In the end, clearing the board completely is what one hopes to do.
It all comes together quite well, almost surprisingly slow. It is quite addictive, and the high score system encourages one to get in battle with self and others locally. Extra modes (past the stock two) are available via in-app purchase, as well as other goodies.
When it’s all said and done, this is game that has to be played to be properly beheld. Get on with it.
Noodlecake is set to publish a new game on Google Play this week; this one is a solitaire title named Sage Solitaire.
Sage Solitaire is free and comes with Single Deck and Vegas Modes. One iap will remove ads, unlock the other modes (Double Deck, Grit and Fifteens) as well as more wallpapers, themes and decks that pair with any situation.
The core behind the game is as follows. Players are tasked with clearing all the cards from each stack. To do so, you must select poker hands from the available cards and you must use cards from at least 2 different rows in the process. You are awarded points for how rare the hands are you can make, clearing stacks as well using the special Suit card to add bonus points to you hand. Players can also trash a card if they want to remove one from the pile. Completing a hand will add a trash slot back for players to use.
Single and Double deck are just that. Players are required to clear one or two decks worth of cards. In Fifteens mode, players can make poker hands but also can cash in hands that total 15 no matter what the numbers or suit are. As long as the cards total 15.

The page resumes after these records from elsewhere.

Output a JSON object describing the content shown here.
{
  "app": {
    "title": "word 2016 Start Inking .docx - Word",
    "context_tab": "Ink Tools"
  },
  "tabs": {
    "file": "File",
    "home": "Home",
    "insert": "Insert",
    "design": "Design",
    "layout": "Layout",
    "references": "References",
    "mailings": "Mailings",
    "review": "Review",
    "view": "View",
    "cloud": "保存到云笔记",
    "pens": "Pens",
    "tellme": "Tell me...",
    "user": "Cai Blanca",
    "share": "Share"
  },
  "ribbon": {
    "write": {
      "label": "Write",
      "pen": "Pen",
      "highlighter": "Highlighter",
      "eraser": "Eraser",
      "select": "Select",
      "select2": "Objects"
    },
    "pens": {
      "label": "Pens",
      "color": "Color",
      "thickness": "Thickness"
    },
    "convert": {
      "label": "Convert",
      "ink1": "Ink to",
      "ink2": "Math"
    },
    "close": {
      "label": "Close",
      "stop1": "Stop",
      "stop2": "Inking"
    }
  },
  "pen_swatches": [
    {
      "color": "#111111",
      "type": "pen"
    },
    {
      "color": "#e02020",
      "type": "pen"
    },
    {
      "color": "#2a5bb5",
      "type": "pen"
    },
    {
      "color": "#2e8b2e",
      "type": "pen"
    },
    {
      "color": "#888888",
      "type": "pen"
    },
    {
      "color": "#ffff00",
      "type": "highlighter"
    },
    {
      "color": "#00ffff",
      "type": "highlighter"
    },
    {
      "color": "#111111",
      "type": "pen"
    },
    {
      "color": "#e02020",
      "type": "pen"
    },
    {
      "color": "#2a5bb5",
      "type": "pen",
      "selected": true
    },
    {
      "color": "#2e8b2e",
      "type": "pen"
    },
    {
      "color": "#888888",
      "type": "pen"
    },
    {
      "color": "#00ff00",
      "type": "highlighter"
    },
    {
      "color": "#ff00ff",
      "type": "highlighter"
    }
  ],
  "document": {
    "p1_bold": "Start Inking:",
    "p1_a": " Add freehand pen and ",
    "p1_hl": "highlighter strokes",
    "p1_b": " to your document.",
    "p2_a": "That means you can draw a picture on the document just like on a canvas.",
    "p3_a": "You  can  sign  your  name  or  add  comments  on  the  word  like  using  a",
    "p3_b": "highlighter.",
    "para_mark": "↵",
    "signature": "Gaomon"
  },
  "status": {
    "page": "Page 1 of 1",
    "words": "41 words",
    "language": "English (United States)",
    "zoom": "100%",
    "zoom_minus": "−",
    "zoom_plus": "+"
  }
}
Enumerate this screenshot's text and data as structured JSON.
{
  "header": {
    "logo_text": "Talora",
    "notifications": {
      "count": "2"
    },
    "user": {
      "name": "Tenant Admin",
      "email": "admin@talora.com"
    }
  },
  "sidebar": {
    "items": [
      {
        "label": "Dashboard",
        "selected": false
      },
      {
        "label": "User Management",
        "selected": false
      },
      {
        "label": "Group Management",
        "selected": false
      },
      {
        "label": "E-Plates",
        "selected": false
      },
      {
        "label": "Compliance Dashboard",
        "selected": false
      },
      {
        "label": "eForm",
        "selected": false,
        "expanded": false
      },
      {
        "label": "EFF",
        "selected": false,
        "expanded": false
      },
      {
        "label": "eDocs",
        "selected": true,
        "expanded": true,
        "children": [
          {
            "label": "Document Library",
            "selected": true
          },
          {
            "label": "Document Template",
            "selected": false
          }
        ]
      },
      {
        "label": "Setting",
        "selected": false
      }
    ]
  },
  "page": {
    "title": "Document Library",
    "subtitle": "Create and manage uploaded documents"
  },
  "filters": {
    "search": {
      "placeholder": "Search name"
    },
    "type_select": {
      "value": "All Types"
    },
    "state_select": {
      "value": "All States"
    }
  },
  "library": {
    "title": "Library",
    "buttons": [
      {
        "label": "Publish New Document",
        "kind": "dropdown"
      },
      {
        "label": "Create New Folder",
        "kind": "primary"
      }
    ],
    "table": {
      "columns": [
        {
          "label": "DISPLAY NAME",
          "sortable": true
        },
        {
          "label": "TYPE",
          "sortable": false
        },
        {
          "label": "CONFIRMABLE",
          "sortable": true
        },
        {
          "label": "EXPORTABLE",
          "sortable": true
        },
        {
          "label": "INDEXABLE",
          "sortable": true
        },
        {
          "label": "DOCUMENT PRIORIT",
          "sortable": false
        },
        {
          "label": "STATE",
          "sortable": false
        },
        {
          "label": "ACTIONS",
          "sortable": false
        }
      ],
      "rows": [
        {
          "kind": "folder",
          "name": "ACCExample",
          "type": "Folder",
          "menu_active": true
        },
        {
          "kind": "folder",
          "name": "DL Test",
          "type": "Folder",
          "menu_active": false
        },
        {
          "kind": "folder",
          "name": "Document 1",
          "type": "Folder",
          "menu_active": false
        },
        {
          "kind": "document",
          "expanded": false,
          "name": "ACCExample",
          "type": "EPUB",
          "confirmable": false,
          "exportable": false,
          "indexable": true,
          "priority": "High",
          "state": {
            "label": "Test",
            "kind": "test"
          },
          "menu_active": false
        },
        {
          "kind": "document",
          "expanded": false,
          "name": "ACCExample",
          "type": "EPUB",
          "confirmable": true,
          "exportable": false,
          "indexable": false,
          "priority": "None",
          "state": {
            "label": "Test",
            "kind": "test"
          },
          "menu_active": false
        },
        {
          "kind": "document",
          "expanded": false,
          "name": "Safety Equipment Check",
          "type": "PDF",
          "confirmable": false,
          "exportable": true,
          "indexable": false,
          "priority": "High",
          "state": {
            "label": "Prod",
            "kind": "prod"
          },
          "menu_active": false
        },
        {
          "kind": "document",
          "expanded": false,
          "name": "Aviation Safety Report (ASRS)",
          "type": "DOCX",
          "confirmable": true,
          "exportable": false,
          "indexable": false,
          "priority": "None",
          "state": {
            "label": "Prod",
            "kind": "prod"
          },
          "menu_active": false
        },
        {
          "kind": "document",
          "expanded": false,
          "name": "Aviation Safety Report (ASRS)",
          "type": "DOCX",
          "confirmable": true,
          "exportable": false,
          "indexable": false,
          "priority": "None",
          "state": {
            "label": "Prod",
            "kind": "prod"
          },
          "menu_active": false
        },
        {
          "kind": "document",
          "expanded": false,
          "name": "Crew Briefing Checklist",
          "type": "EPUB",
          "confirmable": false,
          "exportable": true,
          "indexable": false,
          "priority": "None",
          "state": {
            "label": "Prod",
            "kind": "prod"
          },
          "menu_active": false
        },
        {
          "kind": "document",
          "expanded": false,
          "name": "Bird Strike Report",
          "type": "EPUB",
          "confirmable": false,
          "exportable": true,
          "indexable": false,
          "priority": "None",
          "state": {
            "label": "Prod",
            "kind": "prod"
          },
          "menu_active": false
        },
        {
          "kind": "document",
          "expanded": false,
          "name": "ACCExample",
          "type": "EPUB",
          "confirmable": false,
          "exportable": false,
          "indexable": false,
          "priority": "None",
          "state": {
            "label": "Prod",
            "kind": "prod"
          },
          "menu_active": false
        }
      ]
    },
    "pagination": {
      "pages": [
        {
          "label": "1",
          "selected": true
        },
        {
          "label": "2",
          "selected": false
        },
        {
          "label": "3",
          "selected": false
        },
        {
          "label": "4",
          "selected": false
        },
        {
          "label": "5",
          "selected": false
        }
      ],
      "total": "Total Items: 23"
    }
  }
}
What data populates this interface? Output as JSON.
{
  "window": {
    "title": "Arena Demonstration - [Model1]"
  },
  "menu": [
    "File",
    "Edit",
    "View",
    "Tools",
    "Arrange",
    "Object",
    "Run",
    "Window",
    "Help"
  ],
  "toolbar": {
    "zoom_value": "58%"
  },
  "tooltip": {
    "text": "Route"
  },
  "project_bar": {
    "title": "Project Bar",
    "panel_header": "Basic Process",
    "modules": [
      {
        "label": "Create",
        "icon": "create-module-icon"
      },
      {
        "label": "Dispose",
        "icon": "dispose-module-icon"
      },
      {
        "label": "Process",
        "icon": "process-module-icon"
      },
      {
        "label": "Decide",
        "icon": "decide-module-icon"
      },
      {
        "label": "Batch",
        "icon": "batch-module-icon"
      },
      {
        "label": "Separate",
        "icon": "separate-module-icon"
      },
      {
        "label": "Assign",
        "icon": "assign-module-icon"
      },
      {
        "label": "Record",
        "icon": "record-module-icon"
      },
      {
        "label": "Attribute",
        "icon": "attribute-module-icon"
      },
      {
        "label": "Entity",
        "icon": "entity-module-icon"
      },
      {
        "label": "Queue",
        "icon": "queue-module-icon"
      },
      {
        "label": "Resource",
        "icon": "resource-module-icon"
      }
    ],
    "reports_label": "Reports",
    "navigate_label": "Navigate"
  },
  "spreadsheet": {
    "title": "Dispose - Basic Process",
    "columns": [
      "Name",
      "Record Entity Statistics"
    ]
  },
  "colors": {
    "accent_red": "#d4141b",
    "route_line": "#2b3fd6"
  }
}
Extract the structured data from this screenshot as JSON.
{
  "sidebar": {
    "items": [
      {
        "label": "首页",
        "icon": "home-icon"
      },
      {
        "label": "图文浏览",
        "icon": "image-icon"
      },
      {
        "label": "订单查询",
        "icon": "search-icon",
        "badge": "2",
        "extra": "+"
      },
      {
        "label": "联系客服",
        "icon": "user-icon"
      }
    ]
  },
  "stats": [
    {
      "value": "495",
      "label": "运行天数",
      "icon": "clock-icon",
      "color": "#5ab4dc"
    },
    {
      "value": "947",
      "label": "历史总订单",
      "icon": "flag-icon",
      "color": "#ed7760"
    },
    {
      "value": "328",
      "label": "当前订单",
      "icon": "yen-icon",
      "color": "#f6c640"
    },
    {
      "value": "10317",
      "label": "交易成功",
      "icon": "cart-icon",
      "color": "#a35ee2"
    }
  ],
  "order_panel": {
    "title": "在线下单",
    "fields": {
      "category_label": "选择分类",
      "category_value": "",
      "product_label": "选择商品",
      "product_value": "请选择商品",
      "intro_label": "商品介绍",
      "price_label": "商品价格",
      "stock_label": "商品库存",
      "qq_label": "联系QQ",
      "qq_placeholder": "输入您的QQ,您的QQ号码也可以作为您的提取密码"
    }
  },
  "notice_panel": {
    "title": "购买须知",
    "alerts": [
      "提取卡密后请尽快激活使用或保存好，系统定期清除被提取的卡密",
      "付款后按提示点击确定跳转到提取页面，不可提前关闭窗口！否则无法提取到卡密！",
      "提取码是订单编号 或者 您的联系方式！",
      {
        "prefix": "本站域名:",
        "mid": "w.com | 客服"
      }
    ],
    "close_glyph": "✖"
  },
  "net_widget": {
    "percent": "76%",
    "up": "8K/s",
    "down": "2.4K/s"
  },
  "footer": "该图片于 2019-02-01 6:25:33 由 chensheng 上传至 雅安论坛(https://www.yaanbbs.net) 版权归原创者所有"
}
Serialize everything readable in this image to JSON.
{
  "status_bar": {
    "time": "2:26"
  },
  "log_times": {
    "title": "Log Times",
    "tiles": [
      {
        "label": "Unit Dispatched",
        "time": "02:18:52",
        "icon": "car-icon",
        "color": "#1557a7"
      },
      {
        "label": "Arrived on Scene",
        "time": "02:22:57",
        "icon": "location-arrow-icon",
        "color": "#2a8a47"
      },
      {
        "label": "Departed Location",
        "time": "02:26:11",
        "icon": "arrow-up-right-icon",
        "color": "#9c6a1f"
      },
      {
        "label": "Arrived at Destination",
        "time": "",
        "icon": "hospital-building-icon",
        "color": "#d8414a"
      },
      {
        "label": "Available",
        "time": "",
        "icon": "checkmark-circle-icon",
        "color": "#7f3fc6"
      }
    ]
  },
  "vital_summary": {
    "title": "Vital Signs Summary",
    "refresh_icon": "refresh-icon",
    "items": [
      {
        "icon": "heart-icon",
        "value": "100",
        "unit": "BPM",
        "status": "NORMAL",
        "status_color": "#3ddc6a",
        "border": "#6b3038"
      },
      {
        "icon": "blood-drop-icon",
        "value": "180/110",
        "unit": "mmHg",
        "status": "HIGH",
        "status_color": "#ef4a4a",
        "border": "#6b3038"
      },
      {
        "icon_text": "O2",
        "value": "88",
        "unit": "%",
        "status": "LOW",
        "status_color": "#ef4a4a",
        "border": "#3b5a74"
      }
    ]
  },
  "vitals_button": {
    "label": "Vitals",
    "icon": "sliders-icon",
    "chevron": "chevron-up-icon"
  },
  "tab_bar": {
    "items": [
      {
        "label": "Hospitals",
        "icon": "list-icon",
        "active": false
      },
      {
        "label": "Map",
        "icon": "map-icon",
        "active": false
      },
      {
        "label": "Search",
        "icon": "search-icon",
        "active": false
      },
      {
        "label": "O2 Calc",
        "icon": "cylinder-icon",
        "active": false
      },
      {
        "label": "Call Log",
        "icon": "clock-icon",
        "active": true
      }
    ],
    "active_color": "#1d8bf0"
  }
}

In Vegas and Grit mode things get a little more intense. Players place a bet on their game before it starts. Then as they clear stacks, they earn a score multiplier instead of points. This multiplier needs to get above 1, else you might lose your money! Players also earn money for completing the various poker hands. Grit mode is the mecca of this mode. In Grit, you are given a stack of money and if you lose it, thatâ€™s it. No more. You never get to play Grit mode again. Do you have the guts to gamble in Grit?
Can’t wait to see this one; the actual due date is February 4th. Check out the trailer below: